Element data from apps and pages

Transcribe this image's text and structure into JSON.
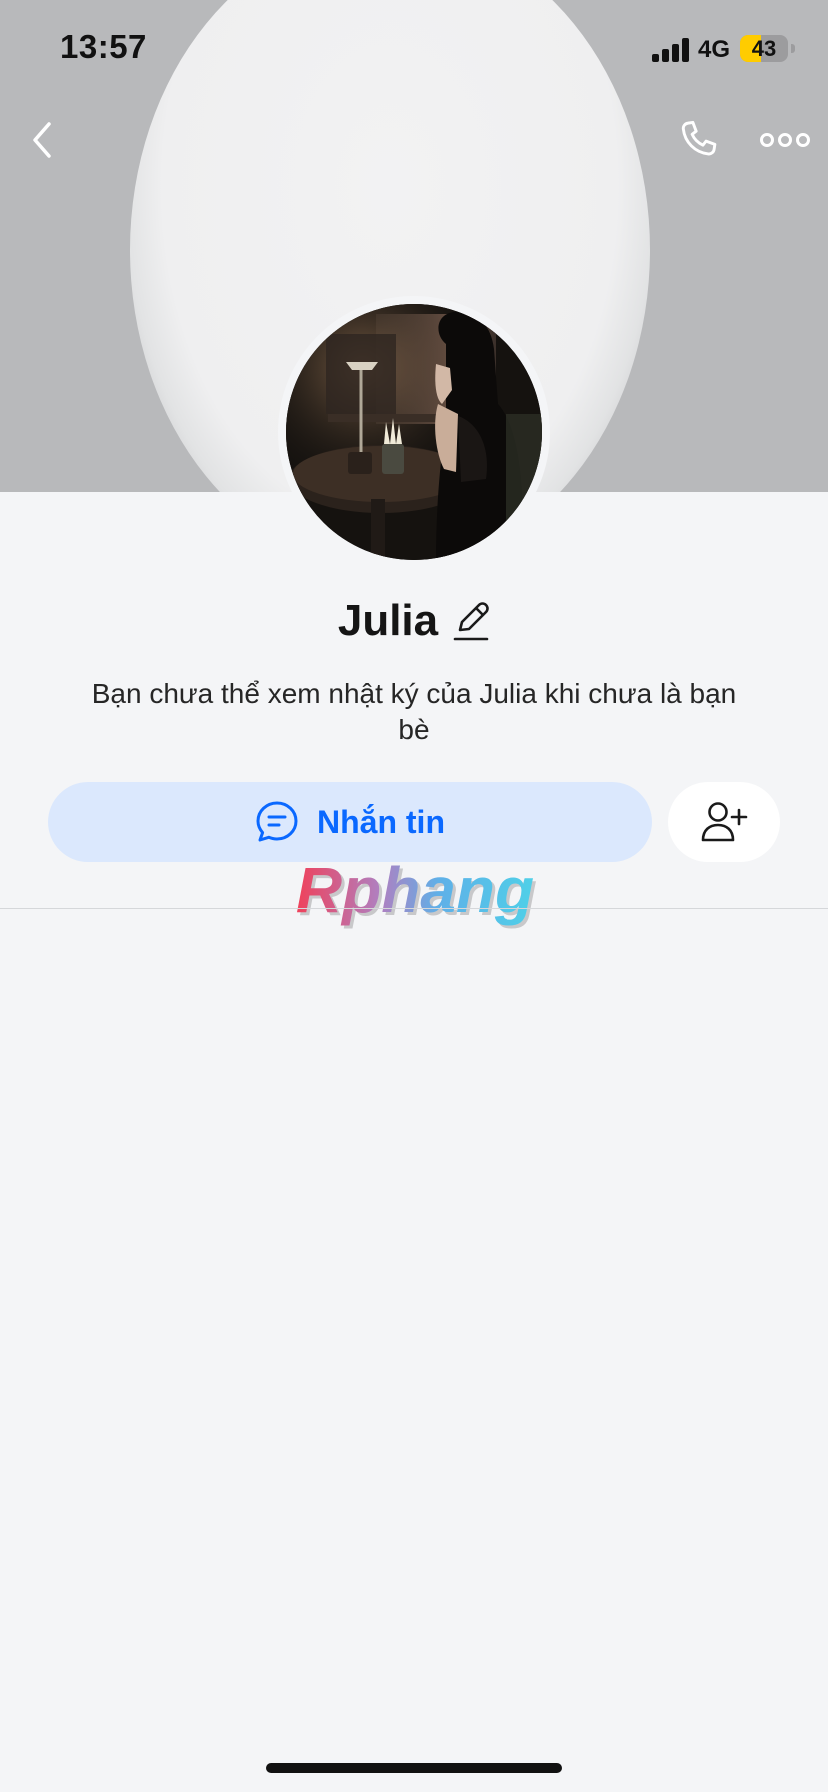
{
  "status_bar": {
    "time": "13:57",
    "network": "4G",
    "battery_percent": "43",
    "battery_level": 0.43,
    "signal_icon": "signal-bars-icon"
  },
  "header": {
    "back_icon": "chevron-left-icon",
    "call_icon": "phone-icon",
    "more_icon": "more-horizontal-icon"
  },
  "profile": {
    "name": "Julia",
    "edit_icon": "pencil-icon",
    "privacy_notice": "Bạn chưa thể xem nhật ký của Julia khi chưa là bạn bè"
  },
  "actions": {
    "message_label": "Nhắn tin",
    "message_icon": "chat-bubble-icon",
    "add_friend_icon": "add-user-icon"
  },
  "watermark": {
    "text": "Rphang"
  },
  "colors": {
    "accent": "#0a68ff",
    "message_button_bg": "#dbe8fd",
    "page_bg": "#f4f5f7",
    "cover_bg": "#b8b9bb",
    "battery": "#ffcc00"
  }
}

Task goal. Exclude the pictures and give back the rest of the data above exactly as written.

Exercise result.
Transcribe this image's text and structure into JSON.
{
  "status_bar": {
    "time": "13:57",
    "network": "4G",
    "battery_percent": "43",
    "battery_level": 0.43,
    "signal_icon": "signal-bars-icon"
  },
  "header": {
    "back_icon": "chevron-left-icon",
    "call_icon": "phone-icon",
    "more_icon": "more-horizontal-icon"
  },
  "profile": {
    "name": "Julia",
    "edit_icon": "pencil-icon",
    "privacy_notice": "Bạn chưa thể xem nhật ký của Julia khi chưa là bạn bè"
  },
  "actions": {
    "message_label": "Nhắn tin",
    "message_icon": "chat-bubble-icon",
    "add_friend_icon": "add-user-icon"
  },
  "watermark": {
    "text": "Rphang"
  },
  "colors": {
    "accent": "#0a68ff",
    "message_button_bg": "#dbe8fd",
    "page_bg": "#f4f5f7",
    "cover_bg": "#b8b9bb",
    "battery": "#ffcc00"
  }
}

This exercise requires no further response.